From Geek to Chic: Record Sales Signal Video Games' Arrival

ByABC News
January 24, 2007, 1:03 PM

Jan. 25, 2007 — -- It's hardly news anymore that the average video game player is over 30, that millions of women across the globe are gaming or that it's big business akin to the movie industry.

It's possible that gaming has become so commonplace that few have bothered to realize that it might just be cool.

That's probably why it wasn't widely reported in the mainstream press that the video and PC gaming industry earned record-setting profits last year -- to the tune of about $13.5 billion, an 18 percent increase over 2005, according to the NPD Group.

"It's a pretty significant increase," said Anita Frazier, industry analyst for NPD. "I think we're going to continue to see robust growth in the industry continuing in 2007."

Of course, new game consoles from Sony and Nintendo helped, as did sales of Microsoft's Xbox 360 and the many games released for the system over the year.

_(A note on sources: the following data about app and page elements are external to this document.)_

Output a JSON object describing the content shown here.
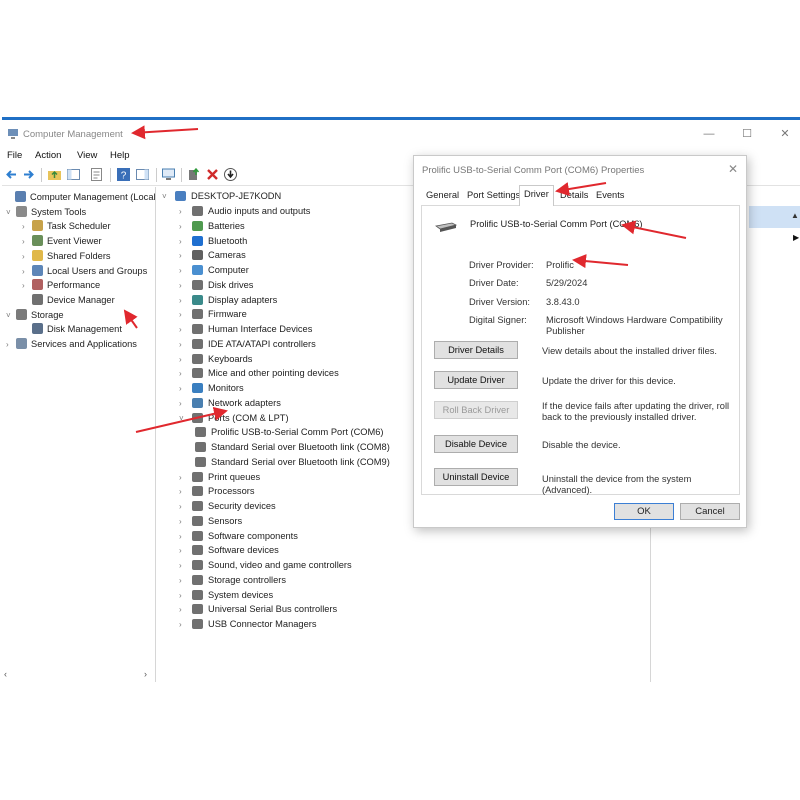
{
  "window": {
    "title": "Computer Management",
    "controls": {
      "minimize": "—",
      "maximize": "☐",
      "close": "✕"
    }
  },
  "menu": [
    "File",
    "Action",
    "View",
    "Help"
  ],
  "left_tree": [
    {
      "label": "Computer Management (Local",
      "chev": "",
      "icon": "computer-management-icon",
      "color": "#5a7fb0"
    },
    {
      "label": "System Tools",
      "chev": "v",
      "icon": "tools-icon",
      "color": "#8a8a8a"
    },
    {
      "label": "Task Scheduler",
      "chev": ">",
      "icon": "clock-icon",
      "color": "#c7a24a"
    },
    {
      "label": "Event Viewer",
      "chev": ">",
      "icon": "event-viewer-icon",
      "color": "#6a8f5a"
    },
    {
      "label": "Shared Folders",
      "chev": ">",
      "icon": "shared-folder-icon",
      "color": "#e0b84a"
    },
    {
      "label": "Local Users and Groups",
      "chev": ">",
      "icon": "users-icon",
      "color": "#5d86b8"
    },
    {
      "label": "Performance",
      "chev": ">",
      "icon": "performance-icon",
      "color": "#b06060"
    },
    {
      "label": "Device Manager",
      "chev": "",
      "icon": "device-manager-icon",
      "color": "#707070"
    },
    {
      "label": "Storage",
      "chev": "v",
      "icon": "storage-icon",
      "color": "#7a7a7a"
    },
    {
      "label": "Disk Management",
      "chev": "",
      "icon": "disk-management-icon",
      "color": "#5a6f8a"
    },
    {
      "label": "Services and Applications",
      "chev": ">",
      "icon": "services-icon",
      "color": "#7a8fa8"
    }
  ],
  "device_tree": {
    "root": "DESKTOP-JE7KODN",
    "items": [
      {
        "label": "Audio inputs and outputs",
        "chev": ">",
        "icon": "audio-icon",
        "color": "#707070"
      },
      {
        "label": "Batteries",
        "chev": ">",
        "icon": "battery-icon",
        "color": "#4f9a4f"
      },
      {
        "label": "Bluetooth",
        "chev": ">",
        "icon": "bluetooth-icon",
        "color": "#1f6fd0"
      },
      {
        "label": "Cameras",
        "chev": ">",
        "icon": "camera-icon",
        "color": "#606060"
      },
      {
        "label": "Computer",
        "chev": ">",
        "icon": "computer-icon",
        "color": "#4a8fd0"
      },
      {
        "label": "Disk drives",
        "chev": ">",
        "icon": "disk-drive-icon",
        "color": "#707070"
      },
      {
        "label": "Display adapters",
        "chev": ">",
        "icon": "display-adapter-icon",
        "color": "#3a8a8a"
      },
      {
        "label": "Firmware",
        "chev": ">",
        "icon": "firmware-icon",
        "color": "#707070"
      },
      {
        "label": "Human Interface Devices",
        "chev": ">",
        "icon": "hid-icon",
        "color": "#707070"
      },
      {
        "label": "IDE ATA/ATAPI controllers",
        "chev": ">",
        "icon": "ide-icon",
        "color": "#707070"
      },
      {
        "label": "Keyboards",
        "chev": ">",
        "icon": "keyboard-icon",
        "color": "#707070"
      },
      {
        "label": "Mice and other pointing devices",
        "chev": ">",
        "icon": "mouse-icon",
        "color": "#707070"
      },
      {
        "label": "Monitors",
        "chev": ">",
        "icon": "monitor-icon",
        "color": "#3a7fc0"
      },
      {
        "label": "Network adapters",
        "chev": ">",
        "icon": "network-adapter-icon",
        "color": "#4a7fb0"
      },
      {
        "label": "Ports (COM & LPT)",
        "chev": "v",
        "icon": "port-icon",
        "color": "#707070"
      },
      {
        "label": "Prolific USB-to-Serial Comm Port (COM6)",
        "chev": "",
        "icon": "port-icon",
        "color": "#707070",
        "child": true
      },
      {
        "label": "Standard Serial over Bluetooth link (COM8)",
        "chev": "",
        "icon": "port-icon",
        "color": "#707070",
        "child": true
      },
      {
        "label": "Standard Serial over Bluetooth link (COM9)",
        "chev": "",
        "icon": "port-icon",
        "color": "#707070",
        "child": true
      },
      {
        "label": "Print queues",
        "chev": ">",
        "icon": "printer-icon",
        "color": "#707070"
      },
      {
        "label": "Processors",
        "chev": ">",
        "icon": "processor-icon",
        "color": "#707070"
      },
      {
        "label": "Security devices",
        "chev": ">",
        "icon": "security-device-icon",
        "color": "#707070"
      },
      {
        "label": "Sensors",
        "chev": ">",
        "icon": "sensor-icon",
        "color": "#707070"
      },
      {
        "label": "Software components",
        "chev": ">",
        "icon": "software-component-icon",
        "color": "#707070"
      },
      {
        "label": "Software devices",
        "chev": ">",
        "icon": "software-device-icon",
        "color": "#707070"
      },
      {
        "label": "Sound, video and game controllers",
        "chev": ">",
        "icon": "sound-icon",
        "color": "#707070"
      },
      {
        "label": "Storage controllers",
        "chev": ">",
        "icon": "storage-controller-icon",
        "color": "#707070"
      },
      {
        "label": "System devices",
        "chev": ">",
        "icon": "system-device-icon",
        "color": "#707070"
      },
      {
        "label": "Universal Serial Bus controllers",
        "chev": ">",
        "icon": "usb-icon",
        "color": "#707070"
      },
      {
        "label": "USB Connector Managers",
        "chev": ">",
        "icon": "usb-connector-icon",
        "color": "#707070"
      }
    ]
  },
  "dialog": {
    "title": "Prolific USB-to-Serial Comm Port (COM6) Properties",
    "close": "✕",
    "tabs": [
      "General",
      "Port Settings",
      "Driver",
      "Details",
      "Events"
    ],
    "active_tab": "Driver",
    "device_name": "Prolific USB-to-Serial Comm Port (COM6)",
    "fields": [
      {
        "label": "Driver Provider:",
        "value": "Prolific"
      },
      {
        "label": "Driver Date:",
        "value": "5/29/2024"
      },
      {
        "label": "Driver Version:",
        "value": "3.8.43.0"
      },
      {
        "label": "Digital Signer:",
        "value": "Microsoft Windows Hardware Compatibility Publisher"
      }
    ],
    "actions": [
      {
        "button": "Driver Details",
        "desc": "View details about the installed driver files.",
        "disabled": false
      },
      {
        "button": "Update Driver",
        "desc": "Update the driver for this device.",
        "disabled": false
      },
      {
        "button": "Roll Back Driver",
        "desc": "If the device fails after updating the driver, roll back to the previously installed driver.",
        "disabled": true
      },
      {
        "button": "Disable Device",
        "desc": "Disable the device.",
        "disabled": false
      },
      {
        "button": "Uninstall Device",
        "desc": "Uninstall the device from the system (Advanced).",
        "disabled": false
      }
    ],
    "ok": "OK",
    "cancel": "Cancel"
  },
  "colors": {
    "accent": "#1f6fc5",
    "annotation_arrow": "#e0282e",
    "selection": "#cfe1f5"
  }
}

Hand-held machines and games for the Nintendo DS and Sony PlayStation Portable were instrumental, and a somewhat surprising showing from Sony's last generation PlayStation 2 made it a banner year.

But perhaps the biggest factor in the industry's success during 2006 wasn't the glossy hardware or the cutting-edge games but instead a subtle shift in the once-geeky public perception of the gamer persona. Consumers just don't feel so strange about buying or playing video games anymore.

"Whether it's on a console, PC or cell phone, everybody's playing," said Sam Kennedy, editor-in-chief of gaming community and news hub

People who grew up with video games are getting older -- duh. As that happens, they're the ones with the incomes. They're the heads of households and they choose not to put down their controllers.

Even people who would never consider themselves "gamers," Kennedy said, are still playing online poker, solitaire on their computer or iPod, or maybe a game of Snake on their cell phone.

"There are things we used to talk about that seemed like pie-in-the-sky talk, like the mainstreaming of games, but now I think it's happened," said Jeff Green, editor in chief of Games for Windows: The Official Magazine. "In general, what used to be called 'geeky' is just mainstream nowadays."